If so, I can accept your use case: a smart user, knowing what he is doing, does not want anyone else to sanitize his queries for him. But I don't see why the best solution to your use case - which is quite a minority case, though easily overrepresented in a technical environment - is to build a sort of "nuclear bomb" protocol that, if widely adopted, will destroy most of the existing practices in the DNS "ecosystem" (I'm using the word that was being used at ICANN's DNS Symposium in Montreal), including the basic security measures that protect the 99.9% of the users who are not technically smart. Perhaps it would have been enough for you to have a discussion with your ISP and get them to give you an opt-out, which is entirely possible with today's DNS filtering techniques - or to just change to another ISP.
Anyway, this looks to me a lot like a policy issue, rather than a technical one; and the more I get into this discussion, the more DoH looks like "the IETF against the world's governments and ISPs" - not a good thing, IMHO.

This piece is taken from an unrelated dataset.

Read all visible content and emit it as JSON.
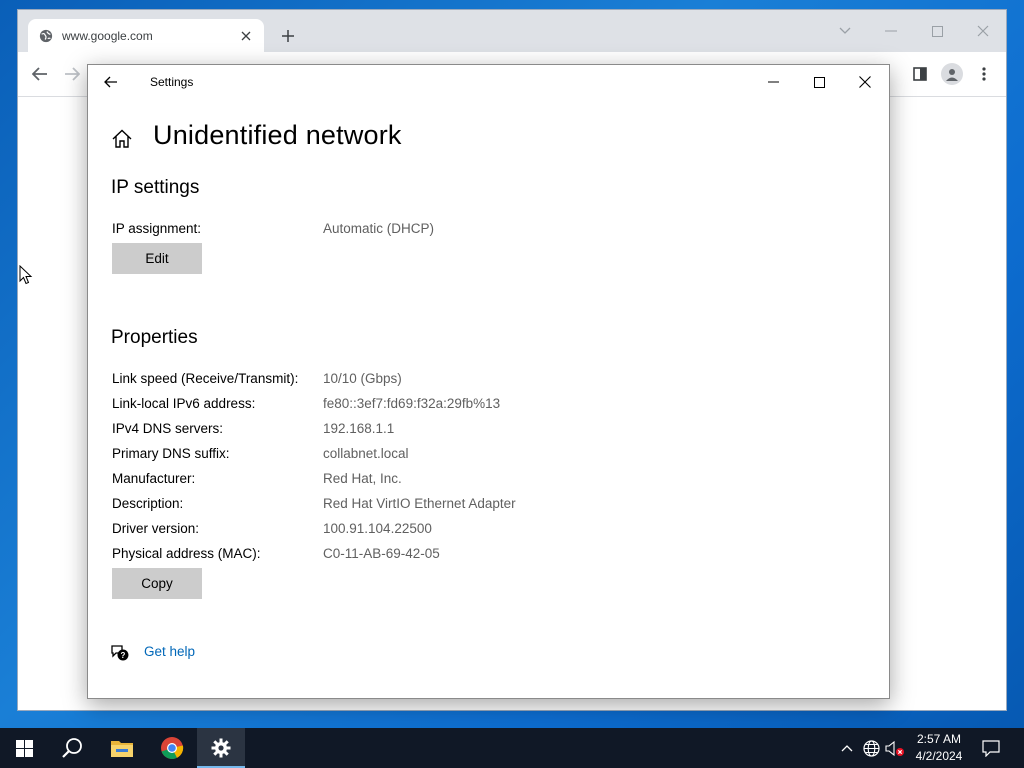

> Yes, and if we come up with a solution that allows both situations to be securely communicated to the end user device, and allows the end user to make an informed decision about whether or not to use the service with these restrictions in place, I'm okay with that, and I think it's appropriate for the IETF to do it.   What I am arguing is that we should actually describe how to do that, and not just hack together a solution without thinking about that.

I would be fine with this approach and happy to work on it, as long as there is an agreement by the DoH/browsers community that DoH will not be deployed to the general public until this missing piece is completed and implemented. Otherwise it would just be a waste of time.


Vittorio Bertola | Head of Policy & Innovation, Open-Xchange
Office @ Via Treviso 12, 10144 Torino, Italy